We hear a lot of discussion about women’s 0rgasms because for some women, they are this elusive desire that they never seem to be able to get and when they do, it may be a while before they get it again. From a woman’s perspective, it seems as though men have it much easier than women when it comes to getting to the big “O”.
Well, women who enjoy their intimacy life the most are women who have a desire to learn about their body and their man’s body. A little (or a lot of) curiosity goes a long way. The following are six things that you may not have known about your man’s 0rgasm:
1. In most cases, they’ll outlast yours.
On average, men experience about 22 seconds of mind-numbing bliss, which is four seconds longer than the typical female 0rgasm. Again, those are averages: Each 0rgasm is different, and some can involve bonus thrills, while others seem to be over in a New York minute (i.e. less than 18 to 22 seconds). Regularly practicing Kegel exercises can buy both genders a few extra seconds of pleasure, says Kristen Mark, PhD, a sex and relationships researcher and assistant professor at the University of Kentucky.
2. They lead to sperm traveling a mile in about the same amount of time as a woman speed walking.
When sperm are first [email protected], they can reach speeds of up to 28 miles per hour (this is difficult to measure, says Mark, but that’s the most commonly-cited top speed). That’s about as fast as Usain Bolt can run. Once they crowd into the [email protected], they slow down to about 4 miles per hour—about as fast as you might walk when you’re late to an important appointment. It can take them from 30 minutes to three days to make it all the way to the waiting egg.
3. They won’t sabotage his performance in tomorrow’s big game.
Athletes and their coaches long believed that getting frisky the night before an event was a bad idea (and they were skittish about testing the hypothesis). The idea was that s*x would sap their energy, and for men, that the testosterone expelled during [email protected] could rob them of their mojo.
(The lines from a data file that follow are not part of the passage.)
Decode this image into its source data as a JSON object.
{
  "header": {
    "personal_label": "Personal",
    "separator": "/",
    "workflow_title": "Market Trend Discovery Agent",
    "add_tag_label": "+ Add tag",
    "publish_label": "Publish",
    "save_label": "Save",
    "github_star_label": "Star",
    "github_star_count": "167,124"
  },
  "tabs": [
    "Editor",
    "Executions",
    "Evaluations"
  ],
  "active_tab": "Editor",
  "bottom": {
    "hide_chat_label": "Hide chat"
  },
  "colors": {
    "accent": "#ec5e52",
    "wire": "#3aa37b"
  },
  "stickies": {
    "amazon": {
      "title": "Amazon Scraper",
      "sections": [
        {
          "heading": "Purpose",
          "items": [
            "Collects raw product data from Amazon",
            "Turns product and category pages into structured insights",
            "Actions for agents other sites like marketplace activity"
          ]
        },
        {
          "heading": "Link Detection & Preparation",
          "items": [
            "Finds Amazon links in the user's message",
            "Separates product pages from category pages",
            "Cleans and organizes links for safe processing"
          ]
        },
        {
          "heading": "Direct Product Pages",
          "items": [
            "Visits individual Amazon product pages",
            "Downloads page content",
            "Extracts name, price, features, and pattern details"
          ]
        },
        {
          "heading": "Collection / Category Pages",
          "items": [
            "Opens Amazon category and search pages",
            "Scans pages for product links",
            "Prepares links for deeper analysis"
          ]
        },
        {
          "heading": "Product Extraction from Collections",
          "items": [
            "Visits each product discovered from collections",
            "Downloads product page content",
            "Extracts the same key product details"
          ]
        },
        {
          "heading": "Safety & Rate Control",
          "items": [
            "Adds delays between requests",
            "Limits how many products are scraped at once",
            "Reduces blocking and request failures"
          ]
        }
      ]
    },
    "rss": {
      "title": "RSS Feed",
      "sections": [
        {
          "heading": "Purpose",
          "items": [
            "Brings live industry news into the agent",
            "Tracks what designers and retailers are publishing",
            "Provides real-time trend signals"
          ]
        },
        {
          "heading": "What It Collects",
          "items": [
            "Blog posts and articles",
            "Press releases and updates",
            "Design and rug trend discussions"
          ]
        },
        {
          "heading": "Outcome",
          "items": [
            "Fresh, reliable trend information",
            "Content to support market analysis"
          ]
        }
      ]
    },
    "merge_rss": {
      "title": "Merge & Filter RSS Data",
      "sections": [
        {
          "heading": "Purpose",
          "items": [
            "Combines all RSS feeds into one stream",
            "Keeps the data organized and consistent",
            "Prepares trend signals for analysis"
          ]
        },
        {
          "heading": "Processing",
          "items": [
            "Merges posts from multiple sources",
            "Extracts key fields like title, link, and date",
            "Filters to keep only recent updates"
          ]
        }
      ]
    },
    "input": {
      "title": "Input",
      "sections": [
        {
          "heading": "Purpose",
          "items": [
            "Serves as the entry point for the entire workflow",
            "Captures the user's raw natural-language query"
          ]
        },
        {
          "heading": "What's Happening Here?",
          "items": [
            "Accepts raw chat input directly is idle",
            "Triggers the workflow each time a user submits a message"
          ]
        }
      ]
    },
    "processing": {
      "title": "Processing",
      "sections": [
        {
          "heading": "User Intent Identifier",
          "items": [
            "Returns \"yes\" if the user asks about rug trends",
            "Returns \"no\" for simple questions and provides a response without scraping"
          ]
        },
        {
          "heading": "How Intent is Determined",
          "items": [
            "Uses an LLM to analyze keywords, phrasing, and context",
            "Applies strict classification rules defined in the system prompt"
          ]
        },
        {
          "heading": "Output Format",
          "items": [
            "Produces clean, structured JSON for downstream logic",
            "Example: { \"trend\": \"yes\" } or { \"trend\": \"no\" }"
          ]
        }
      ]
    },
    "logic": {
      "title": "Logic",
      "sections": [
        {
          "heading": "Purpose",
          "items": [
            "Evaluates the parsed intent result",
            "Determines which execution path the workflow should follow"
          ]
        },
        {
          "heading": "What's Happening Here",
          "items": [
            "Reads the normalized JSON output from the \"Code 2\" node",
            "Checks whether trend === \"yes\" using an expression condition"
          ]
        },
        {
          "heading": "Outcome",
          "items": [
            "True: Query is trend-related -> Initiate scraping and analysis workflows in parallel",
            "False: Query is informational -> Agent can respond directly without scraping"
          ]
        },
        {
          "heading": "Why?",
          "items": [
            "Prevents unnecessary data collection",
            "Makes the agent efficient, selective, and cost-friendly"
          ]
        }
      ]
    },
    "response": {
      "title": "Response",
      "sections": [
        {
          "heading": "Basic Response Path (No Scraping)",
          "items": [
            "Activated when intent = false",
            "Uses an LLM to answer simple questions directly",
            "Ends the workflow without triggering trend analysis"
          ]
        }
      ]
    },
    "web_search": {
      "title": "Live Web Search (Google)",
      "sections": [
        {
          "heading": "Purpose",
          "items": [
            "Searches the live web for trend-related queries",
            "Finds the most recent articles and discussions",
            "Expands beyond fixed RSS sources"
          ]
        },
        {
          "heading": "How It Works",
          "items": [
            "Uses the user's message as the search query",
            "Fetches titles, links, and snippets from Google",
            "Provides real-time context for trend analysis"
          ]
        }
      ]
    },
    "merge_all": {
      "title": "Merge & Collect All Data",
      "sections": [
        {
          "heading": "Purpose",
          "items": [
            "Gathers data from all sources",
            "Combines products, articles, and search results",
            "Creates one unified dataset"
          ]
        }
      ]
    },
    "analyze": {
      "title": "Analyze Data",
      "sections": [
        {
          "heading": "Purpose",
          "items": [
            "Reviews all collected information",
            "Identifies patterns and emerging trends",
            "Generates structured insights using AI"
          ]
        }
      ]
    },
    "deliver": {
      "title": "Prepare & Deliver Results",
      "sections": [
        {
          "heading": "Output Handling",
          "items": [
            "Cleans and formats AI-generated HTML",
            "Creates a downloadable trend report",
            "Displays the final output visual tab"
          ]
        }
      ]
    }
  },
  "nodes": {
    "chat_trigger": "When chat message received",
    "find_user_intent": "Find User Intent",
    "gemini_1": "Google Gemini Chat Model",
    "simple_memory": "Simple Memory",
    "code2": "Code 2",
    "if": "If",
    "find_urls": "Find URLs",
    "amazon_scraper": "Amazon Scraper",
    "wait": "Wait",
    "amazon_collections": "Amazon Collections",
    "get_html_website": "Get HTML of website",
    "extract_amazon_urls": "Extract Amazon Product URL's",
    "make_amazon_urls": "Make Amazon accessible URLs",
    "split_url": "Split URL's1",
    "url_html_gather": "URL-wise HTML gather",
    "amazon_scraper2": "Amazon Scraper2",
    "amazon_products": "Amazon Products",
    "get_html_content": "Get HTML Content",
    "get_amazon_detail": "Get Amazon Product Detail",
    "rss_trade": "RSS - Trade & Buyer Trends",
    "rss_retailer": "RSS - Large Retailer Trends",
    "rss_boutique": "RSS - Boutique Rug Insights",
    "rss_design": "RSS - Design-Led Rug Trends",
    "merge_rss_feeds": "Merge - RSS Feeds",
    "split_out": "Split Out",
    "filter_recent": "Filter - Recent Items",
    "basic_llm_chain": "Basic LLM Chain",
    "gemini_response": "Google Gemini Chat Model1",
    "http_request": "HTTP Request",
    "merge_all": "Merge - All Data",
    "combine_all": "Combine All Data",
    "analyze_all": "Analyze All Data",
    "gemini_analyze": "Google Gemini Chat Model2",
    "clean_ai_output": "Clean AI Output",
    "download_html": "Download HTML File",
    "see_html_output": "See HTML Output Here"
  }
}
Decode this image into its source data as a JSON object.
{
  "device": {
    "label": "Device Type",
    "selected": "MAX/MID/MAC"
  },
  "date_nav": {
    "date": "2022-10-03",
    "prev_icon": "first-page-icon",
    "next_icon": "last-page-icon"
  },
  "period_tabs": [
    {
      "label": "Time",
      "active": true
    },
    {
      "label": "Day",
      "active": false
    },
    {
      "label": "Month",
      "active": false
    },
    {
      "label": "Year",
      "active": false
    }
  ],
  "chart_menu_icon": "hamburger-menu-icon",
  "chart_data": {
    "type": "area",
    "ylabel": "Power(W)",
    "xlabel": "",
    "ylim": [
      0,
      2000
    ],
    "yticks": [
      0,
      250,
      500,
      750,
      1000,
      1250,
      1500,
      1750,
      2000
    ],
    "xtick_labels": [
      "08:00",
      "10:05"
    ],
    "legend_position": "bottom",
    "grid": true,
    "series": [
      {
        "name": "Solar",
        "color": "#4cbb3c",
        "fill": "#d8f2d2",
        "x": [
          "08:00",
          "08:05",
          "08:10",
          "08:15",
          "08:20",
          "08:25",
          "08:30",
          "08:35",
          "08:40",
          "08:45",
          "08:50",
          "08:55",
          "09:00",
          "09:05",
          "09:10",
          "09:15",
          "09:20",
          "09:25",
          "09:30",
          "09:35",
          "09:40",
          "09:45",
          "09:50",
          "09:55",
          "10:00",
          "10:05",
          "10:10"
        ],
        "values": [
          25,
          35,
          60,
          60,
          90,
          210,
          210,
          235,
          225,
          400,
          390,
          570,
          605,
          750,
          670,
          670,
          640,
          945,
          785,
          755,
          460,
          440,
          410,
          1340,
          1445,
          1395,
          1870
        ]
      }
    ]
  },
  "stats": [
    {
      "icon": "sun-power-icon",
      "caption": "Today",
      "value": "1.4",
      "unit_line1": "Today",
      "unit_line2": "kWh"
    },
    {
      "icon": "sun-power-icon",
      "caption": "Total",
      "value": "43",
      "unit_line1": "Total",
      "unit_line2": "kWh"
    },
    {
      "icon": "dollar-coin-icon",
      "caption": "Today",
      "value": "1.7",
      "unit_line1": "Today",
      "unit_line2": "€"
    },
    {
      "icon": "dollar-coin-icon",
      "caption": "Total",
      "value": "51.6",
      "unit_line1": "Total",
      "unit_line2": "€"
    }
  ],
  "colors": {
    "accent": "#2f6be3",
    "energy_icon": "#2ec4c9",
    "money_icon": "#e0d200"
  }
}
Good news for athletes (and their partners): There’s no good scientific evidence that either of these beliefs is true, according to a review of the literature published in the Clinical Journal of Sport Medicine. One study involved a strength test the morning after s*x and also after six days of abstinence—and found no significant difference in the participants’ performance.